■ THE TASK: Retype, exactly and completely, the listing that comes next, skipping its images.

■ RECORDS FOR THIS TASK:
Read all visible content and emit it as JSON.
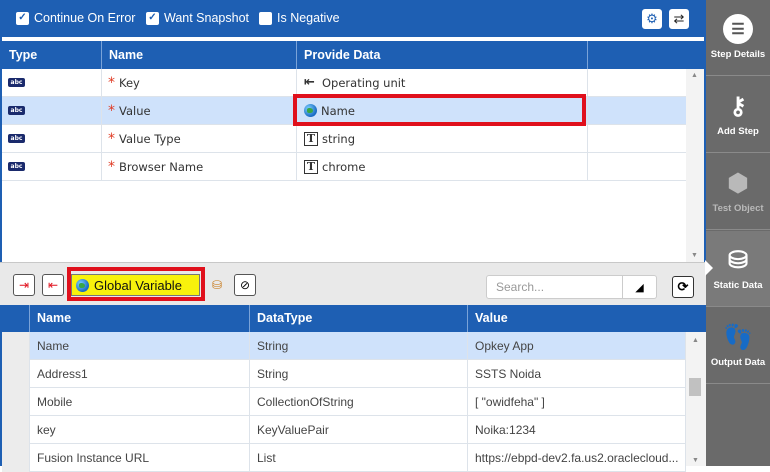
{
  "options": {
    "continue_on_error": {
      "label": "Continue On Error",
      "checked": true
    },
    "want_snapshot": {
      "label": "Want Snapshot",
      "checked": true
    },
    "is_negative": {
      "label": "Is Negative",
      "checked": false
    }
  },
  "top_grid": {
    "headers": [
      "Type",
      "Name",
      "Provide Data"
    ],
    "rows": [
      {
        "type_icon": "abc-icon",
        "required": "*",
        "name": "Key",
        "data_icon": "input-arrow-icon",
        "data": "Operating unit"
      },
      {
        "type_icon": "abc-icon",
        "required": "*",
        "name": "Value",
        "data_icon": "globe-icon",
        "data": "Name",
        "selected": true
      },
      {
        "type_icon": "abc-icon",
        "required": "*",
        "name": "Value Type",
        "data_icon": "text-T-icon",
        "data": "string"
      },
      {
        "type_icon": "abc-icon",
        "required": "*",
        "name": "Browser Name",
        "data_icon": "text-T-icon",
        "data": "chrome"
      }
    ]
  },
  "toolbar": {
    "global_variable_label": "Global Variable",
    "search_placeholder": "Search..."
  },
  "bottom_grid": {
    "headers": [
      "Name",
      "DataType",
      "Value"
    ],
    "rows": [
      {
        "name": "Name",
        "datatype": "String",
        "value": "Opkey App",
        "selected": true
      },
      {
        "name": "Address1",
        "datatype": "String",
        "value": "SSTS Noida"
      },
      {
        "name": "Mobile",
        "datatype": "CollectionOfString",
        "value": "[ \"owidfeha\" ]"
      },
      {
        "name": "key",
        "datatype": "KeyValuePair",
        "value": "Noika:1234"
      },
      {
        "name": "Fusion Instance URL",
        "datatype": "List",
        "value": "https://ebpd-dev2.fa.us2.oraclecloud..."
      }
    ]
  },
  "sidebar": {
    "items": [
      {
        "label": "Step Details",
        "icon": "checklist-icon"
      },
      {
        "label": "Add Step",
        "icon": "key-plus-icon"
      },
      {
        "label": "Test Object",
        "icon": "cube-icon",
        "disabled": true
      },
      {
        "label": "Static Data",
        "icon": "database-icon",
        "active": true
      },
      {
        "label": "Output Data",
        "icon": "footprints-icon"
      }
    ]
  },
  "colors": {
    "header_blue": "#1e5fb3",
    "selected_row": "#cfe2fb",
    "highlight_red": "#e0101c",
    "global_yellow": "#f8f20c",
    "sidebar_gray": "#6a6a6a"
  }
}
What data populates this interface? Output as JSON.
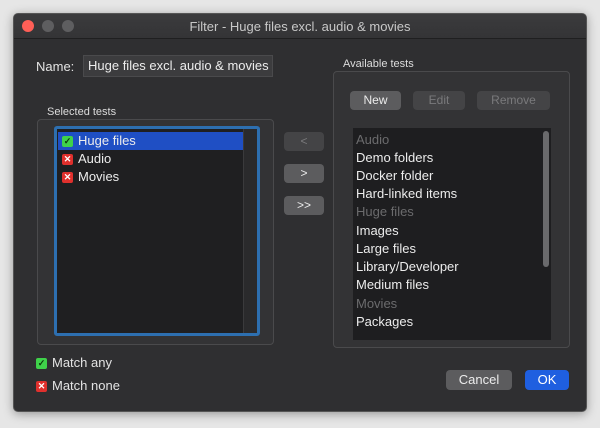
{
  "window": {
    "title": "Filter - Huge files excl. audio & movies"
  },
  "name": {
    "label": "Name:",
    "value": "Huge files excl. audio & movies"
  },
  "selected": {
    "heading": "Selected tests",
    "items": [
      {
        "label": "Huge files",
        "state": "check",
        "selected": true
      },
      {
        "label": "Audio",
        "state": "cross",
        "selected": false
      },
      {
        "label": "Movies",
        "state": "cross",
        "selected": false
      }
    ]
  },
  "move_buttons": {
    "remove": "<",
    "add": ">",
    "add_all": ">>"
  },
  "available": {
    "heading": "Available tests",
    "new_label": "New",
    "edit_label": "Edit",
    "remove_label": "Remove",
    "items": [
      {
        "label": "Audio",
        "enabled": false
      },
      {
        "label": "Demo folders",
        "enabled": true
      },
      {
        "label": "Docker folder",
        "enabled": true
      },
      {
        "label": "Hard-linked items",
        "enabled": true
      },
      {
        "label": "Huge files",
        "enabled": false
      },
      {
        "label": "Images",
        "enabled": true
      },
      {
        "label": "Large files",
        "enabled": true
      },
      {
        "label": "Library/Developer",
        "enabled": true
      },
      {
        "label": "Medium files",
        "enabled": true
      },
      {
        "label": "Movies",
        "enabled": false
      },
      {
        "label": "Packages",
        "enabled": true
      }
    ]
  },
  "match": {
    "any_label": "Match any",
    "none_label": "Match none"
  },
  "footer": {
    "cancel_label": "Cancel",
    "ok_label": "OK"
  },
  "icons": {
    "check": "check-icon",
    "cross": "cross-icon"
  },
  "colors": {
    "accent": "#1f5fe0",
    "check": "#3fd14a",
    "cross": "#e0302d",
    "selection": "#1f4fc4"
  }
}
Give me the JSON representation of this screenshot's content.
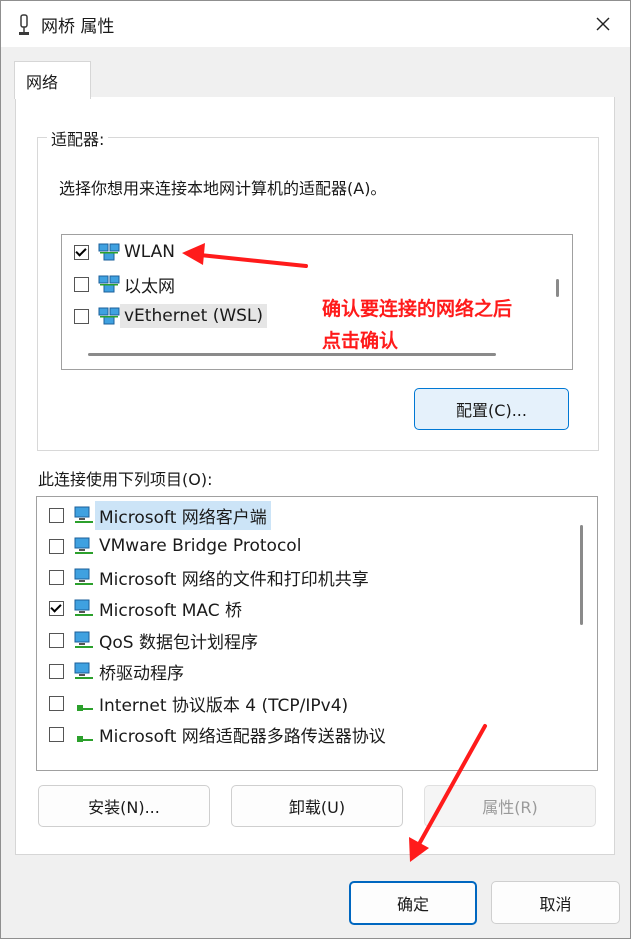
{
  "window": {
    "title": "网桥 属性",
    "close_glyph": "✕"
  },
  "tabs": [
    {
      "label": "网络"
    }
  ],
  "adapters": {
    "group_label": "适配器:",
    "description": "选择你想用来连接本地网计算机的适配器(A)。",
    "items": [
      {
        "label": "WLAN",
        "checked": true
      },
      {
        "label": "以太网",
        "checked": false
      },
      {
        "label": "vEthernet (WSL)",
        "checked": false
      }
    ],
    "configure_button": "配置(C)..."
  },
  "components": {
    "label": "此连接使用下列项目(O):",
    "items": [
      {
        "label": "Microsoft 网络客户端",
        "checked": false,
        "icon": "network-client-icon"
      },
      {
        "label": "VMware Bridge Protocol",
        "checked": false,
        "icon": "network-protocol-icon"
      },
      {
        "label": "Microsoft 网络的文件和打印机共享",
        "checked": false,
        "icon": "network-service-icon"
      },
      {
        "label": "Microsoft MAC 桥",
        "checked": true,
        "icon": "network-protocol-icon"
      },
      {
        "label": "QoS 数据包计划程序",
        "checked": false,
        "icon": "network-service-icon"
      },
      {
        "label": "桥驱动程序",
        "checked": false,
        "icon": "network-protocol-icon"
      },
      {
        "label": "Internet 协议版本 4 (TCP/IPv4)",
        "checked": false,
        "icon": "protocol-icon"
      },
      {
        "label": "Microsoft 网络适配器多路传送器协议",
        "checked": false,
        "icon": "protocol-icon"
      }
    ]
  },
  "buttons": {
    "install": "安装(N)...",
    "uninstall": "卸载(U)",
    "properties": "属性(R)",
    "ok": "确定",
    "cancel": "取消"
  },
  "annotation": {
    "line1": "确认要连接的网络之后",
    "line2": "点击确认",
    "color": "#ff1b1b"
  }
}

■ COMPLETED TASK:
Read all visible content and emit it as JSON.
{
  "options": {
    "continue_on_error": {
      "label": "Continue On Error",
      "checked": true
    },
    "want_snapshot": {
      "label": "Want Snapshot",
      "checked": true
    },
    "is_negative": {
      "label": "Is Negative",
      "checked": false
    }
  },
  "top_grid": {
    "headers": [
      "Type",
      "Name",
      "Provide Data"
    ],
    "rows": [
      {
        "type_icon": "abc-icon",
        "required": "*",
        "name": "Key",
        "data_icon": "input-arrow-icon",
        "data": "Operating unit"
      },
      {
        "type_icon": "abc-icon",
        "required": "*",
        "name": "Value",
        "data_icon": "globe-icon",
        "data": "Name",
        "selected": true
      },
      {
        "type_icon": "abc-icon",
        "required": "*",
        "name": "Value Type",
        "data_icon": "text-T-icon",
        "data": "string"
      },
      {
        "type_icon": "abc-icon",
        "required": "*",
        "name": "Browser Name",
        "data_icon": "text-T-icon",
        "data": "chrome"
      }
    ]
  },
  "toolbar": {
    "global_variable_label": "Global Variable",
    "search_placeholder": "Search..."
  },
  "bottom_grid": {
    "headers": [
      "Name",
      "DataType",
      "Value"
    ],
    "rows": [
      {
        "name": "Name",
        "datatype": "String",
        "value": "Opkey App",
        "selected": true
      },
      {
        "name": "Address1",
        "datatype": "String",
        "value": "SSTS Noida"
      },
      {
        "name": "Mobile",
        "datatype": "CollectionOfString",
        "value": "[ \"owidfeha\" ]"
      },
      {
        "name": "key",
        "datatype": "KeyValuePair",
        "value": "Noika:1234"
      },
      {
        "name": "Fusion Instance URL",
        "datatype": "List",
        "value": "https://ebpd-dev2.fa.us2.oraclecloud..."
      }
    ]
  },
  "sidebar": {
    "items": [
      {
        "label": "Step Details",
        "icon": "checklist-icon"
      },
      {
        "label": "Add Step",
        "icon": "key-plus-icon"
      },
      {
        "label": "Test Object",
        "icon": "cube-icon",
        "disabled": true
      },
      {
        "label": "Static Data",
        "icon": "database-icon",
        "active": true
      },
      {
        "label": "Output Data",
        "icon": "footprints-icon"
      }
    ]
  },
  "colors": {
    "header_blue": "#1e5fb3",
    "selected_row": "#cfe2fb",
    "highlight_red": "#e0101c",
    "global_yellow": "#f8f20c",
    "sidebar_gray": "#6a6a6a"
  }
}
What data populates this interface? Output as JSON.
{
  "window": {
    "title": "Filter - Huge files excl. audio & movies"
  },
  "name": {
    "label": "Name:",
    "value": "Huge files excl. audio & movies"
  },
  "selected": {
    "heading": "Selected tests",
    "items": [
      {
        "label": "Huge files",
        "state": "check",
        "selected": true
      },
      {
        "label": "Audio",
        "state": "cross",
        "selected": false
      },
      {
        "label": "Movies",
        "state": "cross",
        "selected": false
      }
    ]
  },
  "move_buttons": {
    "remove": "<",
    "add": ">",
    "add_all": ">>"
  },
  "available": {
    "heading": "Available tests",
    "new_label": "New",
    "edit_label": "Edit",
    "remove_label": "Remove",
    "items": [
      {
        "label": "Audio",
        "enabled": false
      },
      {
        "label": "Demo folders",
        "enabled": true
      },
      {
        "label": "Docker folder",
        "enabled": true
      },
      {
        "label": "Hard-linked items",
        "enabled": true
      },
      {
        "label": "Huge files",
        "enabled": false
      },
      {
        "label": "Images",
        "enabled": true
      },
      {
        "label": "Large files",
        "enabled": true
      },
      {
        "label": "Library/Developer",
        "enabled": true
      },
      {
        "label": "Medium files",
        "enabled": true
      },
      {
        "label": "Movies",
        "enabled": false
      },
      {
        "label": "Packages",
        "enabled": true
      }
    ]
  },
  "match": {
    "any_label": "Match any",
    "none_label": "Match none"
  },
  "footer": {
    "cancel_label": "Cancel",
    "ok_label": "OK"
  },
  "icons": {
    "check": "check-icon",
    "cross": "cross-icon"
  },
  "colors": {
    "accent": "#1f5fe0",
    "check": "#3fd14a",
    "cross": "#e0302d",
    "selection": "#1f4fc4"
  }
}
Give me the JSON representation of this screenshot's content.
{
  "window": {
    "title": "网桥 属性",
    "close_glyph": "✕"
  },
  "tabs": [
    {
      "label": "网络"
    }
  ],
  "adapters": {
    "group_label": "适配器:",
    "description": "选择你想用来连接本地网计算机的适配器(A)。",
    "items": [
      {
        "label": "WLAN",
        "checked": true
      },
      {
        "label": "以太网",
        "checked": false
      },
      {
        "label": "vEthernet (WSL)",
        "checked": false
      }
    ],
    "configure_button": "配置(C)..."
  },
  "components": {
    "label": "此连接使用下列项目(O):",
    "items": [
      {
        "label": "Microsoft 网络客户端",
        "checked": false,
        "icon": "network-client-icon"
      },
      {
        "label": "VMware Bridge Protocol",
        "checked": false,
        "icon": "network-protocol-icon"
      },
      {
        "label": "Microsoft 网络的文件和打印机共享",
        "checked": false,
        "icon": "network-service-icon"
      },
      {
        "label": "Microsoft MAC 桥",
        "checked": true,
        "icon": "network-protocol-icon"
      },
      {
        "label": "QoS 数据包计划程序",
        "checked": false,
        "icon": "network-service-icon"
      },
      {
        "label": "桥驱动程序",
        "checked": false,
        "icon": "network-protocol-icon"
      },
      {
        "label": "Internet 协议版本 4 (TCP/IPv4)",
        "checked": false,
        "icon": "protocol-icon"
      },
      {
        "label": "Microsoft 网络适配器多路传送器协议",
        "checked": false,
        "icon": "protocol-icon"
      }
    ]
  },
  "buttons": {
    "install": "安装(N)...",
    "uninstall": "卸载(U)",
    "properties": "属性(R)",
    "ok": "确定",
    "cancel": "取消"
  },
  "annotation": {
    "line1": "确认要连接的网络之后",
    "line2": "点击确认",
    "color": "#ff1b1b"
  }
}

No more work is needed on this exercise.